“Because a kid was throwing a baseball in a bullpen session, he is forced to retain counsel,” said Pagano to Asbury Park.
"We were upset and mad," said Bob. "I feel the same way today as I felt then. I feel like Little League just basically figured that they weren't liable to anything and they washed their hands of it."
The International Little League tells NBC10 that all local chapters carry accident insurance that covers players, coaches and concessions but not spectators.
NBC10 made multiple trips to Lloyd's house, texted her and called her but received no response. We also did not hear back from Mian or the Manchester Little League.
Bob also tells Asbury Park the entire ordeal has made the family step back from the league. He’s taken a break from coaching while his wife Sue has stepped down as manager of the league’s snack stand. Matthew continues to play however.
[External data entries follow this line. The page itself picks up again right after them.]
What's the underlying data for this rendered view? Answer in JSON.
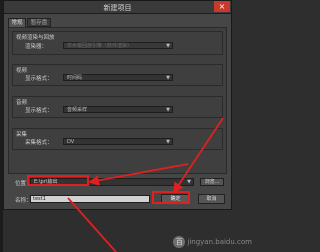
{
  "dialog": {
    "title": "新建项目",
    "close_label": "×"
  },
  "tabs": [
    {
      "label": "常规",
      "active": true
    },
    {
      "label": "暂存盘",
      "active": false
    }
  ],
  "sections": {
    "video_rendering": {
      "title": "视频渲染与回放",
      "renderer_label": "渲染器：",
      "renderer_value": "仅水银回放引擎（软件渲染）"
    },
    "video": {
      "title": "视频",
      "display_format_label": "显示格式：",
      "display_format_value": "时间码"
    },
    "audio": {
      "title": "音频",
      "display_format_label": "显示格式：",
      "display_format_value": "音频采样"
    },
    "capture": {
      "title": "采集",
      "format_label": "采集格式：",
      "format_value": "DV"
    }
  },
  "bottom": {
    "location_label": "位置：",
    "location_value": "E:\\pr\\输出",
    "browse_label": "浏览...",
    "name_label": "名称：",
    "name_value": "test1",
    "ok_label": "确定",
    "cancel_label": "取消"
  },
  "watermark": {
    "badge": "百",
    "text": "jingyan.baidu.com"
  },
  "colors": {
    "dialog_bg": "#464646",
    "panel_bg": "#3f3f3f",
    "highlight": "#e02020",
    "close_button": "#c7392b"
  }
}
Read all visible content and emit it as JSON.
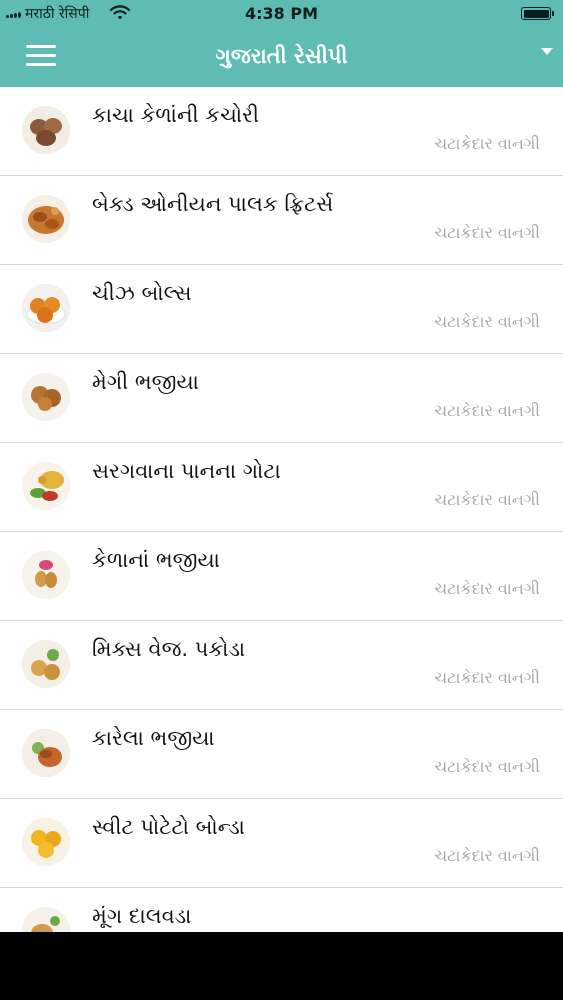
{
  "status_bar": {
    "carrier": "मराठी रेसिपी",
    "time": "4:38 PM",
    "signal_icon": "signal-dots-icon",
    "wifi_icon": "wifi-icon",
    "battery_icon": "battery-icon",
    "battery_level": 1.0
  },
  "header": {
    "title": "ગુજરાતી રેસીપી",
    "menu_icon": "hamburger-menu-icon",
    "dropdown_icon": "caret-down-icon"
  },
  "colors": {
    "accent": "#5fbcb4",
    "row_title": "#111111",
    "row_category": "#a6a6a6",
    "divider": "#d9d9d9"
  },
  "recipes": [
    {
      "title": "કાચા કેળાંની કચોરી",
      "category": "ચટાકેદાર વાનગી"
    },
    {
      "title": "બેક્ડ ઓનીયન પાલક ફ્રિટર્સ",
      "category": "ચટાકેદાર વાનગી"
    },
    {
      "title": "ચીઝ બોલ્સ",
      "category": "ચટાકેદાર વાનગી"
    },
    {
      "title": "મેગી ભજીયા",
      "category": "ચટાકેદાર વાનગી"
    },
    {
      "title": "સરગવાના પાનના ગોટા",
      "category": "ચટાકેદાર વાનગી"
    },
    {
      "title": "કેળાનાં ભજીયા",
      "category": "ચટાકેદાર વાનગી"
    },
    {
      "title": "મિક્સ વેજ. પકોડા",
      "category": "ચટાકેદાર વાનગી"
    },
    {
      "title": "કારેલા ભજીયા",
      "category": "ચટાકેદાર વાનગી"
    },
    {
      "title": "સ્વીટ પોટેટો બોન્ડા",
      "category": "ચટાકેદાર વાનગી"
    },
    {
      "title": "મૂંગ દાલવડા",
      "category": "ચટાકેદાર વાનગી"
    }
  ]
}
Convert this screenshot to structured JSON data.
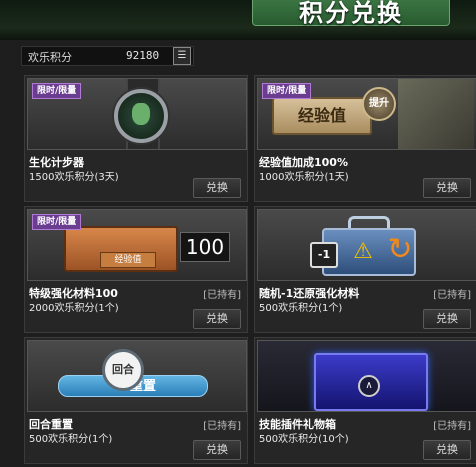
{
  "header": {
    "title": "积分兑换"
  },
  "points": {
    "label": "欢乐积分",
    "value": "92180",
    "icon": "menu-icon"
  },
  "colors": {
    "badge": "#6a3d90",
    "accent": "#3f7a46"
  },
  "items": [
    {
      "badge": "限时/限量",
      "name": "生化计步器",
      "price": "1500欢乐积分(3天)",
      "owned": "",
      "button": "兑换"
    },
    {
      "badge": "限时/限量",
      "name": "经验值加成100%",
      "price": "1000欢乐积分(1天)",
      "owned": "",
      "button": "兑换",
      "art_text": "经验值",
      "art_badge": "提升"
    },
    {
      "badge": "限时/限量",
      "name": "特级强化材料100",
      "price": "2000欢乐积分(1个)",
      "owned": "[已持有]",
      "button": "兑换",
      "art_label": "经验值",
      "art_count": "100"
    },
    {
      "badge": "",
      "name": "随机-1还原强化材料",
      "price": "500欢乐积分(1个)",
      "owned": "[已持有]",
      "button": "兑换",
      "art_minus": "-1"
    },
    {
      "badge": "",
      "name": "回合重置",
      "price": "500欢乐积分(1个)",
      "owned": "[已持有]",
      "button": "兑换",
      "art_circle": "回合",
      "art_band": "重置"
    },
    {
      "badge": "",
      "name": "技能插件礼物箱",
      "price": "500欢乐积分(10个)",
      "owned": "[已持有]",
      "button": "兑换"
    }
  ]
}
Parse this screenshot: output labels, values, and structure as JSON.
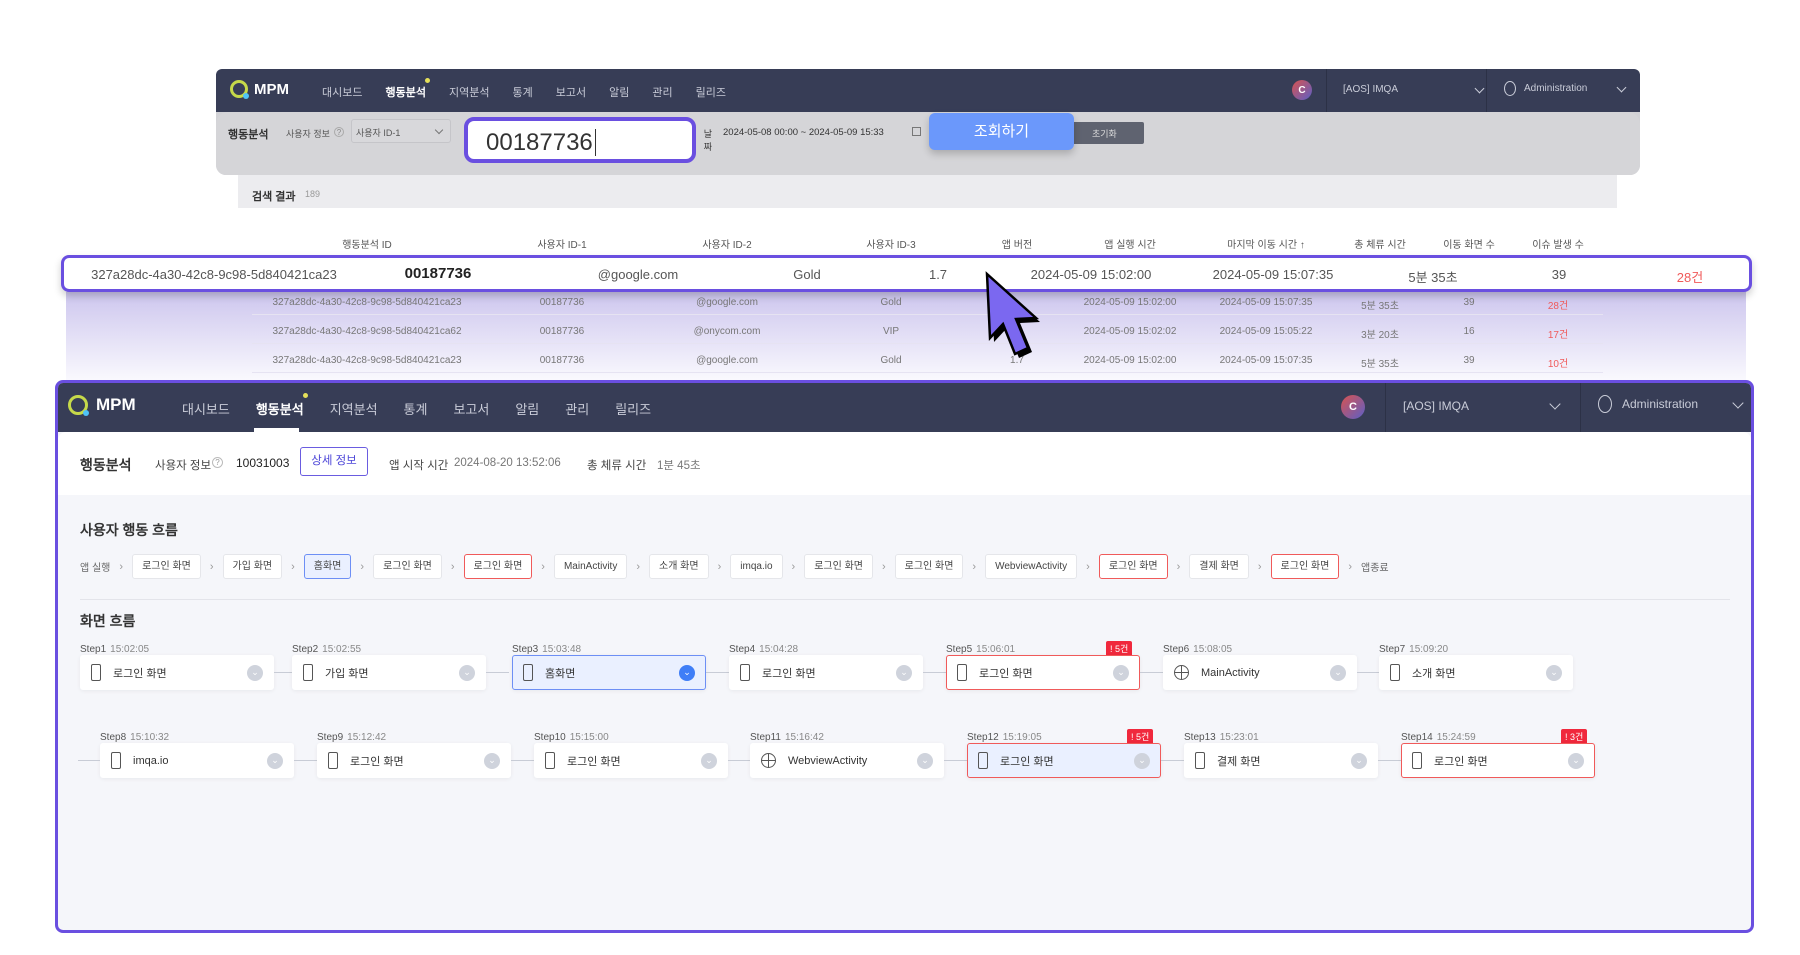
{
  "top": {
    "brand": "MPM",
    "menu": [
      "대시보드",
      "행동분석",
      "지역분석",
      "통계",
      "보고서",
      "알림",
      "관리",
      "릴리즈"
    ],
    "active_menu": "행동분석",
    "avatar": "C",
    "project": "[AOS] IMQA",
    "user": "Administration",
    "search": {
      "title": "행동분석",
      "user_info_label": "사용자 정보",
      "id_select": "사용자 ID-1",
      "id_value": "00187736",
      "date_label": "날짜",
      "date_range": "2024-05-08 00:00 ~ 2024-05-09 15:33",
      "search_button": "조회하기",
      "reset_button": "초기화"
    },
    "results": {
      "title": "검색 결과",
      "count": "189",
      "columns": [
        "행동분석 ID",
        "사용자 ID-1",
        "사용자 ID-2",
        "사용자 ID-3",
        "앱 버전",
        "앱 실행 시간",
        "마지막 이동 시간 ↑",
        "총 체류 시간",
        "이동 화면 수",
        "이슈 발생 수"
      ],
      "highlighted_row": [
        "327a28dc-4a30-42c8-9c98-5d840421ca23",
        "00187736",
        "@google.com",
        "Gold",
        "1.7",
        "2024-05-09 15:02:00",
        "2024-05-09 15:07:35",
        "5분 35초",
        "39",
        "28건"
      ],
      "rows": [
        [
          "327a28dc-4a30-42c8-9c98-5d840421ca23",
          "00187736",
          "@google.com",
          "Gold",
          "",
          "2024-05-09 15:02:00",
          "2024-05-09 15:07:35",
          "5분 35초",
          "39",
          "28건"
        ],
        [
          "327a28dc-4a30-42c8-9c98-5d840421ca62",
          "00187736",
          "@onycom.com",
          "VIP",
          "",
          "2024-05-09 15:02:02",
          "2024-05-09 15:05:22",
          "3분 20초",
          "16",
          "17건"
        ],
        [
          "327a28dc-4a30-42c8-9c98-5d840421ca23",
          "00187736",
          "@google.com",
          "Gold",
          "1.7",
          "2024-05-09 15:02:00",
          "2024-05-09 15:07:35",
          "5분 35초",
          "39",
          "10건"
        ]
      ]
    }
  },
  "bottom": {
    "brand": "MPM",
    "menu": [
      "대시보드",
      "행동분석",
      "지역분석",
      "통계",
      "보고서",
      "알림",
      "관리",
      "릴리즈"
    ],
    "active_menu": "행동분석",
    "avatar": "C",
    "project": "[AOS] IMQA",
    "user": "Administration",
    "info": {
      "title": "행동분석",
      "user_info_label": "사용자 정보",
      "user_id": "10031003",
      "detail_button": "상세 정보",
      "start_label": "앱 시작 시간",
      "start_value": "2024-08-20 13:52:06",
      "stay_label": "총 체류 시간",
      "stay_value": "1분 45초"
    },
    "flow_title": "사용자 행동 흐름",
    "flow_start": "앱 실행",
    "flow_end": "앱종료",
    "flow": [
      {
        "label": "로그인 화면",
        "state": ""
      },
      {
        "label": "가입 화면",
        "state": ""
      },
      {
        "label": "홈화면",
        "state": "selected"
      },
      {
        "label": "로그인 화면",
        "state": ""
      },
      {
        "label": "로그인 화면",
        "state": "error"
      },
      {
        "label": "MainActivity",
        "state": ""
      },
      {
        "label": "소개 화면",
        "state": ""
      },
      {
        "label": "imqa.io",
        "state": ""
      },
      {
        "label": "로그인 화면",
        "state": ""
      },
      {
        "label": "로그인 화면",
        "state": ""
      },
      {
        "label": "WebviewActivity",
        "state": ""
      },
      {
        "label": "로그인 화면",
        "state": "error"
      },
      {
        "label": "결제 화면",
        "state": ""
      },
      {
        "label": "로그인 화면",
        "state": "error"
      }
    ],
    "screen_title": "화면 흐름",
    "steps": [
      {
        "step": "Step1",
        "time": "15:02:05",
        "label": "로그인 화면",
        "icon": "phone",
        "selected": false,
        "issues": ""
      },
      {
        "step": "Step2",
        "time": "15:02:55",
        "label": "가입 화면",
        "icon": "phone",
        "selected": false,
        "issues": ""
      },
      {
        "step": "Step3",
        "time": "15:03:48",
        "label": "홈화면",
        "icon": "phone",
        "selected": true,
        "issues": ""
      },
      {
        "step": "Step4",
        "time": "15:04:28",
        "label": "로그인 화면",
        "icon": "phone",
        "selected": false,
        "issues": ""
      },
      {
        "step": "Step5",
        "time": "15:06:01",
        "label": "로그인 화면",
        "icon": "phone",
        "selected": false,
        "issues": "! 5건"
      },
      {
        "step": "Step6",
        "time": "15:08:05",
        "label": "MainActivity",
        "icon": "globe",
        "selected": false,
        "issues": ""
      },
      {
        "step": "Step7",
        "time": "15:09:20",
        "label": "소개 화면",
        "icon": "phone",
        "selected": false,
        "issues": ""
      },
      {
        "step": "Step8",
        "time": "15:10:32",
        "label": "imqa.io",
        "icon": "phone",
        "selected": false,
        "issues": ""
      },
      {
        "step": "Step9",
        "time": "15:12:42",
        "label": "로그인 화면",
        "icon": "phone",
        "selected": false,
        "issues": ""
      },
      {
        "step": "Step10",
        "time": "15:15:00",
        "label": "로그인 화면",
        "icon": "phone",
        "selected": false,
        "issues": ""
      },
      {
        "step": "Step11",
        "time": "15:16:42",
        "label": "WebviewActivity",
        "icon": "globe",
        "selected": false,
        "issues": ""
      },
      {
        "step": "Step12",
        "time": "15:19:05",
        "label": "로그인 화면",
        "icon": "phone",
        "selected": true,
        "issues": "! 5건"
      },
      {
        "step": "Step13",
        "time": "15:23:01",
        "label": "결제 화면",
        "icon": "phone",
        "selected": false,
        "issues": ""
      },
      {
        "step": "Step14",
        "time": "15:24:59",
        "label": "로그인 화면",
        "icon": "phone",
        "selected": false,
        "issues": "! 3건"
      }
    ],
    "colors": {
      "accent": "#6a4fe0",
      "error": "#f05a5a",
      "selected": "#6d8ff5",
      "nav": "#373d56"
    }
  }
}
"He accidentally threw a ball," said Bob. "He didn't do anything wrong and I don't want him to carry that around thinking he did something wrong. It's just not right."
No court date has been set for the lawsuit.